    She is stuck in the Bargaining phase of Grief. We see her Denial at the beginning (though do not recognize it until later), and Anger is witnessed on the boat. As she remembers her son and her actions, she tries to figure out what to change to keep him alive. But the taxi driver tells her he cannot be saved (implying she can be), which she chooses to Deny, and the loop repeats. We don't see if she ever moves on to Acceptance by forgiving herself, and more interesting to the me- where that would lead: to the next stage of her death, or back to the accident with her alive.

    It's only Hell as long as she does not allow herself to move on.

  • I read an interview with the writer and he mentions the 'mean' Jess (stabs peeps with knife) has a specific bloodstain and maybe post car accident. She may have come back focused to get through the cycle quicker but ended up forgetting she gets killed in the original A/B loop. So she is missing from your theory. Which works already so apologies!
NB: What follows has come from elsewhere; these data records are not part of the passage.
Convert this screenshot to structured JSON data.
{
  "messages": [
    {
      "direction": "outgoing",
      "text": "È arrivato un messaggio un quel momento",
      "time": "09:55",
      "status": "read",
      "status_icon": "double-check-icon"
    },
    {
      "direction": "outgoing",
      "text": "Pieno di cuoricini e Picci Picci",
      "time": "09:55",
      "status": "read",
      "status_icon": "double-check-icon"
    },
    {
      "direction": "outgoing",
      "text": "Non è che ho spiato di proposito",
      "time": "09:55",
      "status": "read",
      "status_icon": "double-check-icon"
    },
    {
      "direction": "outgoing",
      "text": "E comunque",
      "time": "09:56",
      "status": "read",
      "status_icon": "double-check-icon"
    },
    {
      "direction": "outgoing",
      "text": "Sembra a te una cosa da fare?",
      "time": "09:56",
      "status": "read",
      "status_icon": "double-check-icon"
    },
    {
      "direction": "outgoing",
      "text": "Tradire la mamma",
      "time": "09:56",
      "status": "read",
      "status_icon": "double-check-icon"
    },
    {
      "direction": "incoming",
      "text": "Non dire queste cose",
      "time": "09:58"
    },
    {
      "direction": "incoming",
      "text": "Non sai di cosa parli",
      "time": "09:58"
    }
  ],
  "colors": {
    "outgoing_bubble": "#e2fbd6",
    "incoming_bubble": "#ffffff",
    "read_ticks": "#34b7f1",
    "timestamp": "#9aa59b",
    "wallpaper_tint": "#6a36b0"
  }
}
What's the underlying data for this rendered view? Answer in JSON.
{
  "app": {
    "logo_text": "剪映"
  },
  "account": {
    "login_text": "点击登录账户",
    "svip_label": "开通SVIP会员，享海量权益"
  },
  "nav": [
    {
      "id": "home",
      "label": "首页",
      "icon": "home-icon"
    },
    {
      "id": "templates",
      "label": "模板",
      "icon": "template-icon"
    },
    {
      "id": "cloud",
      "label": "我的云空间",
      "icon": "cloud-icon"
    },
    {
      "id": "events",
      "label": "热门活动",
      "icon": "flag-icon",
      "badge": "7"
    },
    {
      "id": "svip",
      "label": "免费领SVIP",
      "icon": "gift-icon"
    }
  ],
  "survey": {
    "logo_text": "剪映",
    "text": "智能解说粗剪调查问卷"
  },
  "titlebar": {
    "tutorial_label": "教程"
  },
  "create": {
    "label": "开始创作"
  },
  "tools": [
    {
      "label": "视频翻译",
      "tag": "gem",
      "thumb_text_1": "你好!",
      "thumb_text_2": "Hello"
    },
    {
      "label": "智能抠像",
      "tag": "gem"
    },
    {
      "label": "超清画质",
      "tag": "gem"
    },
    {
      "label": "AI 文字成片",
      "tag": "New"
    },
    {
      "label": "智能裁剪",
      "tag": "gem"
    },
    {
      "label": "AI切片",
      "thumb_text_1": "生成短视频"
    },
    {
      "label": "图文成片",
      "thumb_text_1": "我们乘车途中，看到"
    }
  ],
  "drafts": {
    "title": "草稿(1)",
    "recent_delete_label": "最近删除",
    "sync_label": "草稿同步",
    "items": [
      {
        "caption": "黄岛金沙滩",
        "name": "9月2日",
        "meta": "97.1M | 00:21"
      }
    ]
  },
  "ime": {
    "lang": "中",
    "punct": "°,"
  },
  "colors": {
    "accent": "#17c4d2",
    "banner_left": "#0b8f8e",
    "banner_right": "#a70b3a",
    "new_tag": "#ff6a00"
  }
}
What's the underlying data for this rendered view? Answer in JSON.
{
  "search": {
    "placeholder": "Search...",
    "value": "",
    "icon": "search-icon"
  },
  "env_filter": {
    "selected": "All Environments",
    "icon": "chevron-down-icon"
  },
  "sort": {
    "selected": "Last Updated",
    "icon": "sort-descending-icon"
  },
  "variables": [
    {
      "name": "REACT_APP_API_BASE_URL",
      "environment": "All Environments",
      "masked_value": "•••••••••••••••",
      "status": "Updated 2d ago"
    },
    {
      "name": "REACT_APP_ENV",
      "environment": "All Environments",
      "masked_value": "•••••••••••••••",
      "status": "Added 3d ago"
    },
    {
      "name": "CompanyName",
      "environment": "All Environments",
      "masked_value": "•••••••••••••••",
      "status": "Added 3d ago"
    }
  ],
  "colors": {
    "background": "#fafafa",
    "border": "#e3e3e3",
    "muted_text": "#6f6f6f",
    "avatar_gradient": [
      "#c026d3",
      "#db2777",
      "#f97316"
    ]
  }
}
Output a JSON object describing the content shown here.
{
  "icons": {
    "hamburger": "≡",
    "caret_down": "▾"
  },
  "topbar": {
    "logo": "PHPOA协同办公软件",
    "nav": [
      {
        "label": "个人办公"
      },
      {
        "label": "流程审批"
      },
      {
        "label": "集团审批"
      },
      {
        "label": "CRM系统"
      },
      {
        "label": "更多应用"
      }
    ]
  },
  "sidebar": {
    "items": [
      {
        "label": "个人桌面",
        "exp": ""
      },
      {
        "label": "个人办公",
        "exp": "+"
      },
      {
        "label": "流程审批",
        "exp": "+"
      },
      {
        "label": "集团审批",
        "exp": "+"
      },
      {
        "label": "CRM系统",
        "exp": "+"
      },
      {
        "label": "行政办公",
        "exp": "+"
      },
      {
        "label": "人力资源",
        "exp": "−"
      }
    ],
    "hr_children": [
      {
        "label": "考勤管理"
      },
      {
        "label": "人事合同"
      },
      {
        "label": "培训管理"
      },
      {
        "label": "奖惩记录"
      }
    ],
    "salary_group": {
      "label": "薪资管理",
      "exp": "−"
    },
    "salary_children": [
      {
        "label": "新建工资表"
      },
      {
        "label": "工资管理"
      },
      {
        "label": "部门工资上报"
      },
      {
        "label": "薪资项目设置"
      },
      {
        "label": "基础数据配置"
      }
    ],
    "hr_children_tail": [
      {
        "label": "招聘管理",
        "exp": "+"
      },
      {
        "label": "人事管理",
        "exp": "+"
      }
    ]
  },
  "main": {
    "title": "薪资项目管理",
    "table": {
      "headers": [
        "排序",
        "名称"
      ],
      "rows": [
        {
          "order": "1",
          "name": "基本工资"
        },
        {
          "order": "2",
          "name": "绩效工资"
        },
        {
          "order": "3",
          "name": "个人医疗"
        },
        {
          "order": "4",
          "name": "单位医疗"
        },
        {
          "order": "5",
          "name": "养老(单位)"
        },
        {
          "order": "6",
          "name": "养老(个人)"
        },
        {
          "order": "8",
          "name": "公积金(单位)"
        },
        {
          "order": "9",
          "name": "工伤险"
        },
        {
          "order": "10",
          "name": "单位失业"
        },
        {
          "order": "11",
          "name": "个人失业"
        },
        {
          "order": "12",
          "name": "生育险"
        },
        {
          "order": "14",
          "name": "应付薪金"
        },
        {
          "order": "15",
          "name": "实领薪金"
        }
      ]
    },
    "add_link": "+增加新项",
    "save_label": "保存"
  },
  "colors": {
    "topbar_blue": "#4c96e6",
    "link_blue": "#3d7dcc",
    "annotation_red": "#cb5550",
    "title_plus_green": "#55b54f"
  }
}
  • one of the best movies ive ever seen, and this is the 3rd page ive found of people trying to figure it out…
    no one seems to notice/mention all the seagulls shown and referenced. did anyone notice both her home and the room on the AEOLUS are #237? id like to know why the film 'skips' visually during the record playing scene too. all the dead Sally's makes me think there's far more than just a few Jess's going thru this. and a lot of them we dont see. like what if she just stayed on the sailboat? what would happen then? why is the food rotten the second time we see it? definitely a 4th Jess is the one that gets axed to death. ive only watched it twice so im sure there'll be more questions…

  • Oh man, this is an old thread, but i had to discuss this. After scouring the internet for explanations this discussion seemed to be the most succinct.

    My question is this: Where did the first note come from? The "if they board kill them all" note. One of the Jesses would've had to return to the loop whilst retaining their knowledge in order to write that note, but the same Jess would have had to figure out that everyone had to die for the ship to return without any hints, and without an initial killer. Meaning that Jess would have needed several loops worth of experience. Does this mean that the initial set was there for a very long time? How many sets would have had to go through this without murder until Jess happened to be the last one alive to see the sailboat return? Then of course she wouldn't have known even then that everyone dying was a prerequisite for the boat to return. This doesn't make sense unless some of the generations re-loop whilst retaining knowledge. It seems that the Jess that actually gets murdered (so called "mean Jess") is the end of the loop, that Jess is truly dead. Every other iteration of Jess seems to retain knowledge from the previous loop. So there is potential that some Jesses could retain several loops worth of knowledge if they aren't murdered. Its the only way that she could have figured out that she needs to kill everyone to make the boat return and to leave that note for the next generation. It wouldn't make sense for her to attain that solution too quickly because no reasonable person would initially associate the boat returning with the deaths of the rest of the group after even several loops or returns. This had to have happened many many many times and the knowledge would have had to be retained by some of the Jesses, and even some of those Jesses would have had to experience several loops to know that murder=boat return.

  • I love this movie.

    The thing nobody else noticed is that the original Jess never boards the boat. She's killed every time by a returning Jess. The returning Jess ends up taking the boy, wrecking, boarding the boat, escaping the boat, returning to the house, killing original Jess, repeat.

    Sooooooo then. The entire thing never happened to the real Jess at all, unless the real Jess wins this battle in one of the phases that isn't covered in the film at all. This is not a plot-hole in my mind. It's the amazing perfectly blended icing on the cake.

    Mind is blown.